▶ _Excerpted data_
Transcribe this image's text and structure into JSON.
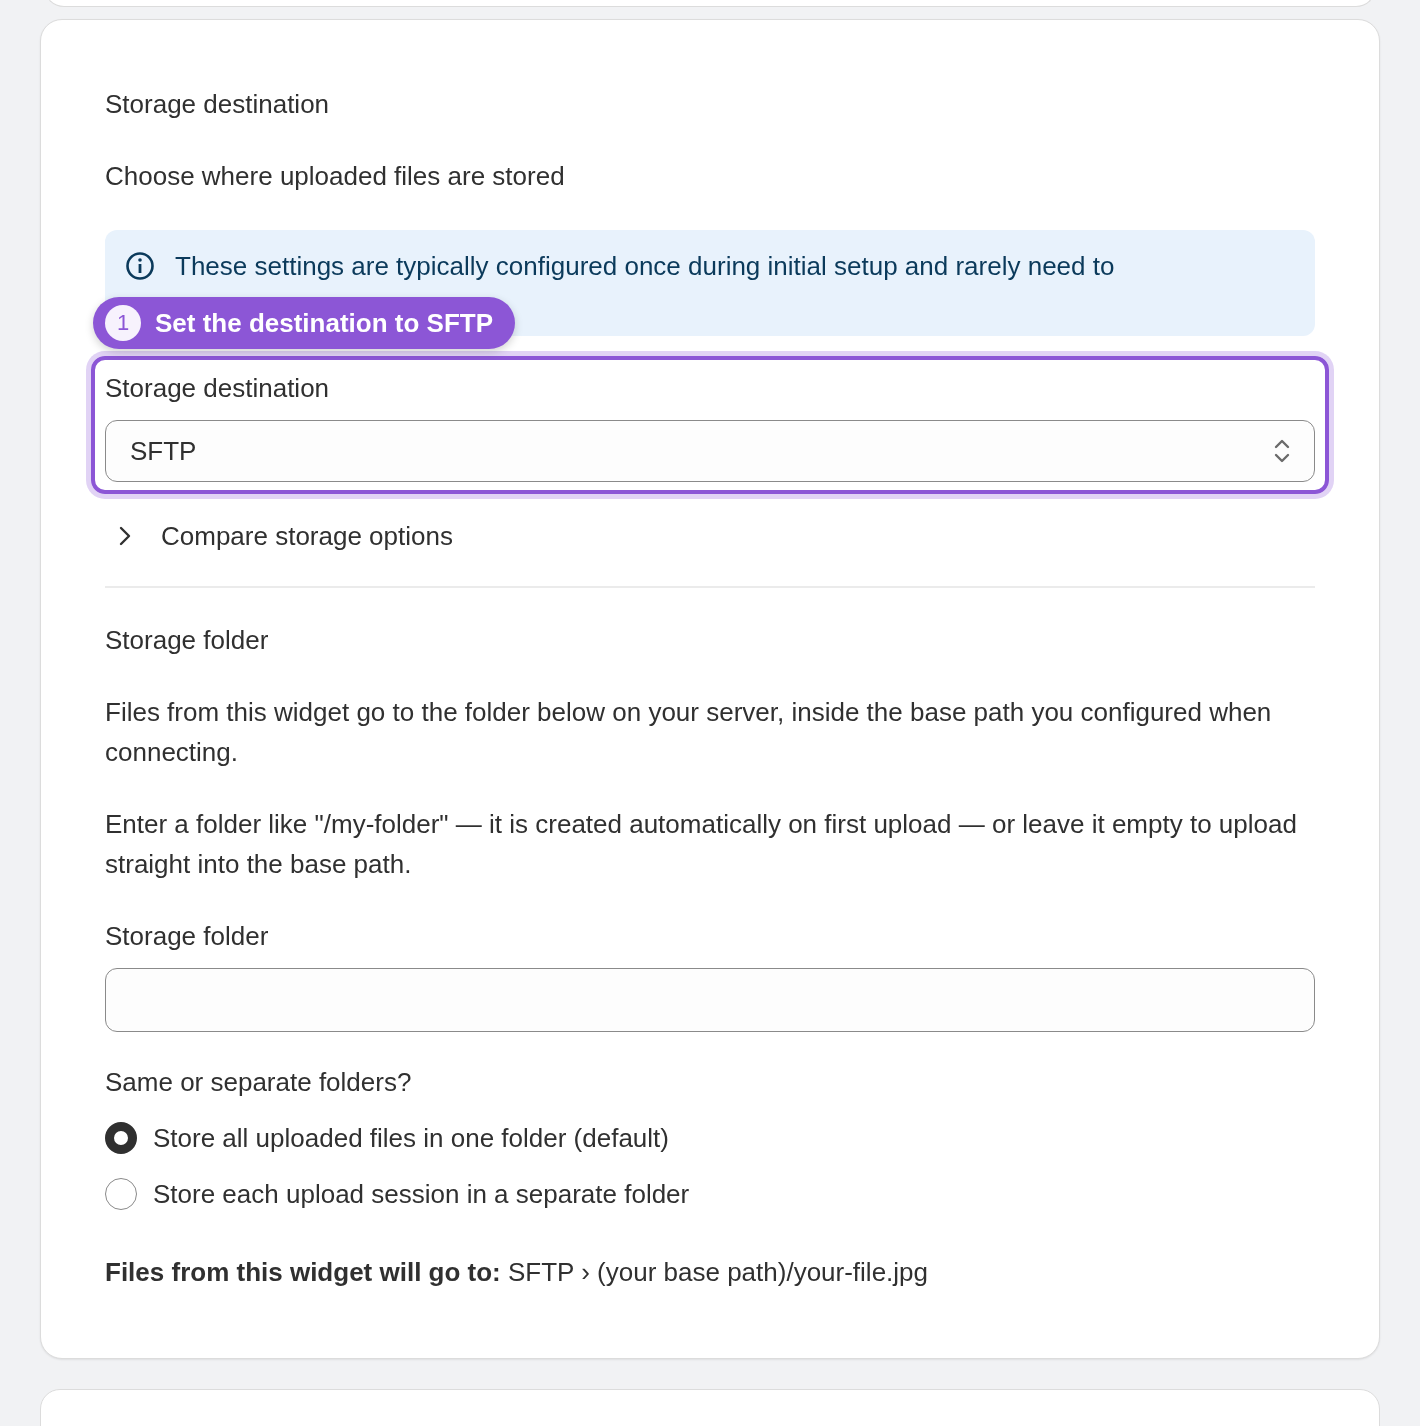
{
  "destination_section": {
    "title": "Storage destination",
    "description": "Choose where uploaded files are stored",
    "info_banner": "These settings are typically configured once during initial setup and rarely need to",
    "callout": {
      "number": "1",
      "text": "Set the destination to SFTP"
    },
    "select": {
      "label": "Storage destination",
      "value": "SFTP"
    },
    "disclosure": {
      "label": "Compare storage options",
      "expanded": false
    }
  },
  "folder_section": {
    "title": "Storage folder",
    "paragraphs": [
      "Files from this widget go to the folder below on your server, inside the base path you configured when connecting.",
      "Enter a folder like \"/my-folder\" — it is created automatically on first upload — or leave it empty to upload straight into the base path."
    ],
    "field": {
      "label": "Storage folder"
    },
    "question": "Same or separate folders?",
    "options": [
      {
        "label": "Store all uploaded files in one folder (default)",
        "selected": true
      },
      {
        "label": "Store each upload session in a separate folder",
        "selected": false
      }
    ],
    "summary": "**Files from this widget will go to:** SFTP › (your base path)/your-file.jpg"
  }
}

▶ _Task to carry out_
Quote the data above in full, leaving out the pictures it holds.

▶ _Problem solution_
Transcribe this image's text and structure into JSON.
{
  "destination_section": {
    "title": "Storage destination",
    "description": "Choose where uploaded files are stored",
    "info_banner": "These settings are typically configured once during initial setup and rarely need to",
    "callout": {
      "number": "1",
      "text": "Set the destination to SFTP"
    },
    "select": {
      "label": "Storage destination",
      "value": "SFTP"
    },
    "disclosure": {
      "label": "Compare storage options",
      "expanded": false
    }
  },
  "folder_section": {
    "title": "Storage folder",
    "paragraphs": [
      "Files from this widget go to the folder below on your server, inside the base path you configured when connecting.",
      "Enter a folder like \"/my-folder\" — it is created automatically on first upload — or leave it empty to upload straight into the base path."
    ],
    "field": {
      "label": "Storage folder"
    },
    "question": "Same or separate folders?",
    "options": [
      {
        "label": "Store all uploaded files in one folder (default)",
        "selected": true
      },
      {
        "label": "Store each upload session in a separate folder",
        "selected": false
      }
    ],
    "summary": "**Files from this widget will go to:** SFTP › (your base path)/your-file.jpg"
  }
}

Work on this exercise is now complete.